Sex, controversy and schoolgirl schtick

Meet Japan's AKB48

Pop, sex and schoolgirl schtick make for controversial success
In pictures: Breathtaking results of this weekend's 'supermoon'

Weekend's 'supermoon' in pictures

The moon appeared bigger and brighter at the weekend
Iraq crisis: How Saudi Arabia helped Isis take over the north of the country

How Saudi Arabia helped Isis take over northern Iraq

A speech by an ex-MI6 boss hints at a plan going back over a decade.
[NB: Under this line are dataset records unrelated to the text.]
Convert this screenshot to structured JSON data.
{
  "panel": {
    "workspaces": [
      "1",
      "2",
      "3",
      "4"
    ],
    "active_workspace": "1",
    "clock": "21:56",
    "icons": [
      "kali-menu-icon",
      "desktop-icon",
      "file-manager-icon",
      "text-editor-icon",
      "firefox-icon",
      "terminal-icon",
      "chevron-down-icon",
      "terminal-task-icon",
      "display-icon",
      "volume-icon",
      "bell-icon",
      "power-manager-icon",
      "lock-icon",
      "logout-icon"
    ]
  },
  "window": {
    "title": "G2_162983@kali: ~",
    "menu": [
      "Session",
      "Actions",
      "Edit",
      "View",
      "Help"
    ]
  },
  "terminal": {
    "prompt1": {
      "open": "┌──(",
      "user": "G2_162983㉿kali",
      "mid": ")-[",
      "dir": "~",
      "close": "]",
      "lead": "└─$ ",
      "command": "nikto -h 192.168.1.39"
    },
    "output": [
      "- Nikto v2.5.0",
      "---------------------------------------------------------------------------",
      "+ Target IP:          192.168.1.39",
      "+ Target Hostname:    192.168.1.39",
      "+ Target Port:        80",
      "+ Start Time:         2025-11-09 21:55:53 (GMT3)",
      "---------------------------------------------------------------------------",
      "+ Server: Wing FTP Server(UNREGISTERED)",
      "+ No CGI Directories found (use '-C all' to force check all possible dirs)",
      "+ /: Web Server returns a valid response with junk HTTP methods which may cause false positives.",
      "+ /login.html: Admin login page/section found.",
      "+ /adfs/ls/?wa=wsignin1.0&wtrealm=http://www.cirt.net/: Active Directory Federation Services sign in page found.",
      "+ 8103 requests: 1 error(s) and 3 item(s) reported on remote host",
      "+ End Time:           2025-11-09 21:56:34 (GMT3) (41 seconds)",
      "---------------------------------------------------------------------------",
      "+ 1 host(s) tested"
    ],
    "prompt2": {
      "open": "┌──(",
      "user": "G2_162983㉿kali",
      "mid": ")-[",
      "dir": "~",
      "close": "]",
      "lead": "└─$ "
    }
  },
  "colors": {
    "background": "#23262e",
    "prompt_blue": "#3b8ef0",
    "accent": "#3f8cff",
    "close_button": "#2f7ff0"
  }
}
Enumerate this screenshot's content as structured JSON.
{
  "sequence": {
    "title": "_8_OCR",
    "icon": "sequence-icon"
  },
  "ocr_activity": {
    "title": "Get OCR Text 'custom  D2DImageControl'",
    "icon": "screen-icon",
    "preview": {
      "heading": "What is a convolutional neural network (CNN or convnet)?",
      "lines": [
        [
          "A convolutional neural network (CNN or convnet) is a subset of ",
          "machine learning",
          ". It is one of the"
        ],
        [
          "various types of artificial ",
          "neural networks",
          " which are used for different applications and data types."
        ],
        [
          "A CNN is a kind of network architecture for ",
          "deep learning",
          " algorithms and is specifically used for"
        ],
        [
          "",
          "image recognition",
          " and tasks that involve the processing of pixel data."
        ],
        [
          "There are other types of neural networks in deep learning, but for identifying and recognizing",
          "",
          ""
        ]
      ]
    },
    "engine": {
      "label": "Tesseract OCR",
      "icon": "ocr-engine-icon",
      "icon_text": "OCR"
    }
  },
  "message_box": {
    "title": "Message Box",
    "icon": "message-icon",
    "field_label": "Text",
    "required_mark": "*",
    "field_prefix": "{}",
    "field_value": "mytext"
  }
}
In some areas, being Shia is akin to being a Jew in Nazi Germany, says Patrick Cockburn
The evolution of Andy Serkis: First Gollum, then King Kong - now the actor is swinging through the trees in Dawn of the Planet of the Apes

The evolution of Andy Serkis

First Gollum, then King Kong - now the actor is swinging through the trees in Dawn of the Planet of the Apes
You thought 'Benefits Street' was controversial: Follow-up documentary 'Immigrant Street' has got locals worried

You thought 'Benefits Street' was controversial...

Follow-up documentary 'Immigrant Street' has got locals worried
Refugee children from Central America let down by Washington's high ideals

Refugee children let down by Washington's high ideals

Democrats and Republicans refuse to set aside their differences to cope with the influx of desperate Central Americas, says Rupert Cornwell
Children's books are too white, says Laureate

Children's books are too white, says Laureate

Malorie Blackman appeals for a better ethnic mix of authors and characters and the illustrator Quentin Blake comes to the rescue
Blackest is the new black: Scientists have developed a material so dark that you can't see it...

Blackest is the new black

Scientists have developed a material so dark that you can't see it...
Matthew Barzun: America's diplomatic dude

Matthew Barzun: America's diplomatic dude

The US Ambassador to London holds 'jeans and beer' gigs at his official residence – it's all part of the job, he tells Chris Green
Meet the Quantified Selfers: From heart rates to happiness, there is little this fast-growing, self-tracking community won't monitor

Meet the 'Quantified Selfers'

From heart rates to happiness, there is little this fast-growing, self-tracking community won't monitor
Madani Younis: Five-star reviews are just the opening act for British theatre's first non-white artistic director

Five-star reviews are just the opening act for British theatre's first non-white artistic director

Madani Younis wants the neighbourhood to follow his work as closely as his audiences do
Mrs Brown and her boys: are they having a laugh?

Mrs Brown and her boys: are they having a laugh?

When it comes to national stereotyping, the Irish – among others – know it can pay to play up to outsiders' expectations, says DJ Taylor